Surprisingly for us, we opted for another tour, this time of the city of Cusco, and the same company (SAS Travel) did a pretty good job for us. We were suprised at the first stop to be called off of our 30 person bus and asked to stand aside. I admit that I thought maybe there had been a mistake and that we were about to be put in with the tour to be conducted in Russian, but we were pleasantly surprised to be put with 4 others with an English speaking guide. Much more preferable to the 30 we had been with.
The first stop was at Coricancha, where a Spanish colonial church has been built atop an important Inca ruin. Inside the courtyard of the church, you can see the original Inca walls which were all in place for different religious rituals. The thing that stands out with these particular walls is the the stones are fit so tightly together it is difficult to tell where one begins and ends. All this with no cement, only precise carving and interlocking stones, like Lincoln Logs - amazing!
Quickly afterwards (we were being pushed along a bit and went to La Catedral, the Cathedral that dominates one side of the Plaza de Armas. The Catedral is actually a combination of three churches all built at different times.
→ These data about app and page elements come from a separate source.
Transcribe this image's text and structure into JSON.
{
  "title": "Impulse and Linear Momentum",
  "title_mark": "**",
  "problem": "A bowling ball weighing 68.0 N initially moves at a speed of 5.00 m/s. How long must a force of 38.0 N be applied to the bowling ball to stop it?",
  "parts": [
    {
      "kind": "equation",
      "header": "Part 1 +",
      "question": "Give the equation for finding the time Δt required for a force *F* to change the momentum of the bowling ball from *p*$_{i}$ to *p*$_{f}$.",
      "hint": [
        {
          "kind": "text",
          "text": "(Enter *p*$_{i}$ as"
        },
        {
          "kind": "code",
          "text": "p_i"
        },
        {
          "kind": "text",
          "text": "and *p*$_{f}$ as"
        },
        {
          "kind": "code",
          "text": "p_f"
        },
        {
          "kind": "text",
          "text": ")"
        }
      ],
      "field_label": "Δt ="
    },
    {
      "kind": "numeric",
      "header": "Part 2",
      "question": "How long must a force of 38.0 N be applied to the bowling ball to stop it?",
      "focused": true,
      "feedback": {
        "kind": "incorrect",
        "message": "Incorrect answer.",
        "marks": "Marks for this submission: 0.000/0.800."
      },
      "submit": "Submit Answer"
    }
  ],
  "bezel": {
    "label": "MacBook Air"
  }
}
The inside is very gaudy and very similar to Catholic churches you will see in Spain. The differences are largely in the wood carving (particularly the choir area which is stunning) and also the paintings... all painted by Cusqueño Indians. For this reason, it is very evident where the indigenous people tried to combine their exisiting beliefs with those that were being thrust upon them by the Missionaries. This is shown by, for example, a painting of the last supper has a "cuy" in the middle of the table with its feet sticking straight in the air - this is roasted guinea pig and very popular with the Andean peoples (makes quite an amusing painting as well!). Other examples of this include painting the Virgin Mary like an upside down "V" - they worship her as they did Pacha Mama (Mother Earth) which they always put in form as mountains... all very fascinating!
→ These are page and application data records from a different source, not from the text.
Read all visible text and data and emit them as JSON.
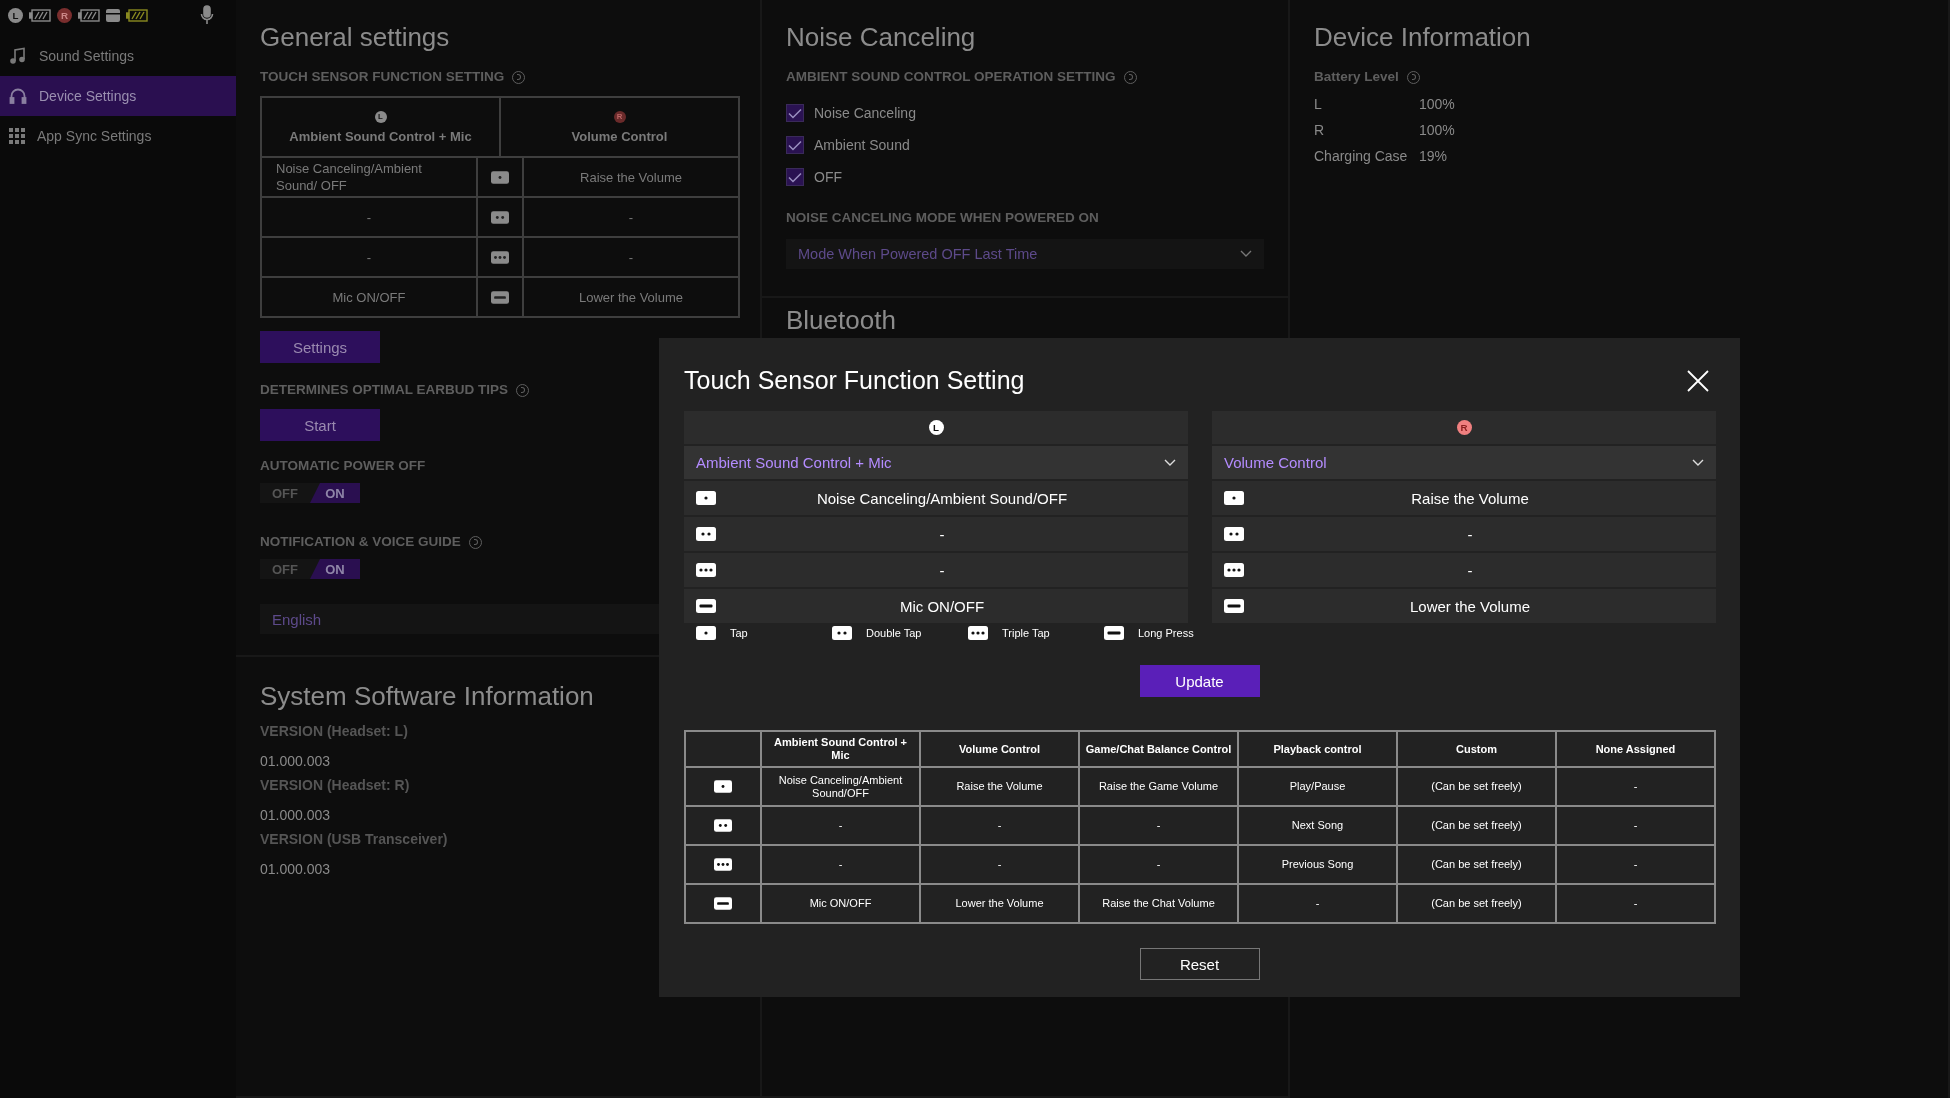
{
  "status_bar": {
    "left_badge": "L",
    "right_badge": "R"
  },
  "sidebar": {
    "items": [
      {
        "label": "Sound Settings",
        "kind": "music",
        "selected": false
      },
      {
        "label": "Device Settings",
        "kind": "headphones",
        "selected": true
      },
      {
        "label": "App Sync Settings",
        "kind": "apps",
        "selected": false
      }
    ]
  },
  "general": {
    "title": "General settings",
    "touch_sensor": {
      "label": "TOUCH SENSOR FUNCTION SETTING",
      "left": {
        "badge": "L",
        "name": "Ambient Sound Control + Mic"
      },
      "right": {
        "badge": "R",
        "name": "Volume Control"
      },
      "rows": [
        {
          "kind": "tap",
          "left": "Noise Canceling/Ambient Sound/ OFF",
          "right": "Raise the Volume"
        },
        {
          "kind": "double",
          "left": "-",
          "right": "-"
        },
        {
          "kind": "triple",
          "left": "-",
          "right": "-"
        },
        {
          "kind": "long",
          "left": "Mic ON/OFF",
          "right": "Lower the Volume"
        }
      ]
    },
    "settings_button": "Settings",
    "earbud_tips": {
      "label": "DETERMINES OPTIMAL EARBUD TIPS",
      "button": "Start"
    },
    "auto_power_off": {
      "label": "AUTOMATIC POWER OFF",
      "off_label": "OFF",
      "on_label": "ON",
      "enabled": true
    },
    "notification": {
      "label": "NOTIFICATION & VOICE GUIDE",
      "off_label": "OFF",
      "on_label": "ON",
      "enabled": true
    },
    "language": "English"
  },
  "system_software": {
    "title": "System Software Information",
    "items": [
      {
        "label": "VERSION (Headset: L)",
        "value": "01.000.003"
      },
      {
        "label": "VERSION (Headset: R)",
        "value": "01.000.003"
      },
      {
        "label": "VERSION (USB Transceiver)",
        "value": "01.000.003"
      }
    ]
  },
  "noise_canceling": {
    "title": "Noise Canceling",
    "label": "AMBIENT SOUND CONTROL OPERATION SETTING",
    "options": [
      {
        "label": "Noise Canceling",
        "checked": true
      },
      {
        "label": "Ambient Sound",
        "checked": true
      },
      {
        "label": "OFF",
        "checked": true
      }
    ],
    "mode_label": "NOISE CANCELING MODE WHEN POWERED ON",
    "mode_value": "Mode When Powered OFF Last Time"
  },
  "bluetooth": {
    "title": "Bluetooth"
  },
  "device_info": {
    "title": "Device Information",
    "battery_label": "Battery Level",
    "rows": [
      {
        "name": "L",
        "value": "100%"
      },
      {
        "name": "R",
        "value": "100%"
      },
      {
        "name": "Charging Case",
        "value": "19%"
      }
    ]
  },
  "modal": {
    "title": "Touch Sensor Function Setting",
    "panels": [
      {
        "badge": "L",
        "selection": "Ambient Sound Control + Mic",
        "rows": [
          {
            "kind": "tap",
            "text": "Noise Canceling/Ambient Sound/OFF"
          },
          {
            "kind": "double",
            "text": "-"
          },
          {
            "kind": "triple",
            "text": "-"
          },
          {
            "kind": "long",
            "text": "Mic ON/OFF"
          }
        ]
      },
      {
        "badge": "R",
        "selection": "Volume Control",
        "rows": [
          {
            "kind": "tap",
            "text": "Raise the Volume"
          },
          {
            "kind": "double",
            "text": "-"
          },
          {
            "kind": "triple",
            "text": "-"
          },
          {
            "kind": "long",
            "text": "Lower the Volume"
          }
        ]
      }
    ],
    "legend": [
      {
        "kind": "tap",
        "label": "Tap"
      },
      {
        "kind": "double",
        "label": "Double Tap"
      },
      {
        "kind": "triple",
        "label": "Triple Tap"
      },
      {
        "kind": "long",
        "label": "Long Press"
      }
    ],
    "update_button": "Update",
    "reference_table": {
      "columns": [
        "Ambient Sound Control + Mic",
        "Volume Control",
        "Game/Chat Balance Control",
        "Playback control",
        "Custom",
        "None Assigned"
      ],
      "rows": [
        {
          "kind": "tap",
          "cells": [
            "Noise Canceling/Ambient Sound/OFF",
            "Raise the Volume",
            "Raise the Game Volume",
            "Play/Pause",
            "(Can be set freely)",
            "-"
          ]
        },
        {
          "kind": "double",
          "cells": [
            "-",
            "-",
            "-",
            "Next Song",
            "(Can be set freely)",
            "-"
          ]
        },
        {
          "kind": "triple",
          "cells": [
            "-",
            "-",
            "-",
            "Previous Song",
            "(Can be set freely)",
            "-"
          ]
        },
        {
          "kind": "long",
          "cells": [
            "Mic ON/OFF",
            "Lower the Volume",
            "Raise the Chat Volume",
            "-",
            "(Can be set freely)",
            "-"
          ]
        }
      ]
    },
    "reset_button": "Reset"
  }
}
Next on the whistle stop we visited Sacsayhuaman (pronounced like "sexy woman") which is an old Inca fort with zigzagged terraces that overlooks the city. Some of the stones in the fort weigh over 300 tonnes! The view of Cusco from this site is superb and inspite of its size, only 20% remains of what it was before the Spaniards destroyed most of it. The Incas envisioned Cusco in the shape of a puma (a sign of strength) and this site was the "head" of the puma and the 22 zigzagged walls form the teeth of the puma.
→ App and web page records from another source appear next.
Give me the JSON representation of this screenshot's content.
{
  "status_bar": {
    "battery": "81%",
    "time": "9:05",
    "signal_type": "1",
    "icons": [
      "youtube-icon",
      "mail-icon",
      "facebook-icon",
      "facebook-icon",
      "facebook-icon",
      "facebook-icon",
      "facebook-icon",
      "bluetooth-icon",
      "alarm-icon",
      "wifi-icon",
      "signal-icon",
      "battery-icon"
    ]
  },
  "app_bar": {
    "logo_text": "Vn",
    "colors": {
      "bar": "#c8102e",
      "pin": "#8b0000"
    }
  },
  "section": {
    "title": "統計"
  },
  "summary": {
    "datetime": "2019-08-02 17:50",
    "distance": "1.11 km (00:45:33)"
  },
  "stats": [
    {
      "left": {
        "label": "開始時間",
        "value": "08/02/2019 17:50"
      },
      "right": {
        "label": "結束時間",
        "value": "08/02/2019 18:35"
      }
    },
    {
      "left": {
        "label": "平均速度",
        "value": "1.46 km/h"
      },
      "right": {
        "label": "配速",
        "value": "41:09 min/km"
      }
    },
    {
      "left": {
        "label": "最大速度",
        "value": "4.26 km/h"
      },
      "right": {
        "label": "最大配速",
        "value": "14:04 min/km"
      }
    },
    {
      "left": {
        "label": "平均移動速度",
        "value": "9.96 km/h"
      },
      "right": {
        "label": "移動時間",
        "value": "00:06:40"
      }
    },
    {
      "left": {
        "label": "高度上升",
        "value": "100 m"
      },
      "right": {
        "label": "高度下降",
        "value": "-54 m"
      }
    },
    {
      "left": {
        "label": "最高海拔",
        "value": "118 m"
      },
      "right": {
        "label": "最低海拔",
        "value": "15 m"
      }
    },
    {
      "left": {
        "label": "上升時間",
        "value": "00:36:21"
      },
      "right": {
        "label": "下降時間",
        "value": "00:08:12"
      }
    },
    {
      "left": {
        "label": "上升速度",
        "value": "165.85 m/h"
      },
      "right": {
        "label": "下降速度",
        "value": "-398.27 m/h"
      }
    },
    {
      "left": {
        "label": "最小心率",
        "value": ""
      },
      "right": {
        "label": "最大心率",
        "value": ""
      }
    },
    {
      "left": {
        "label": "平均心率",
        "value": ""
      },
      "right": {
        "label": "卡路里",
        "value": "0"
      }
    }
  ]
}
Our final destination was Tambo Machay, which is a spring with a ceremonial bathing area. This is the site that apparently gave rise to the idea of the fountain of youth that the Inca's told Pizarro about... apparently if you drink from the water you will live to 100 (that's if you make it past what it may do to your stomach!!)
Cusco is a beautiful and brilliant city... settled in the valley of the high mountains gives for a perfect setting a great start to our time in Peru.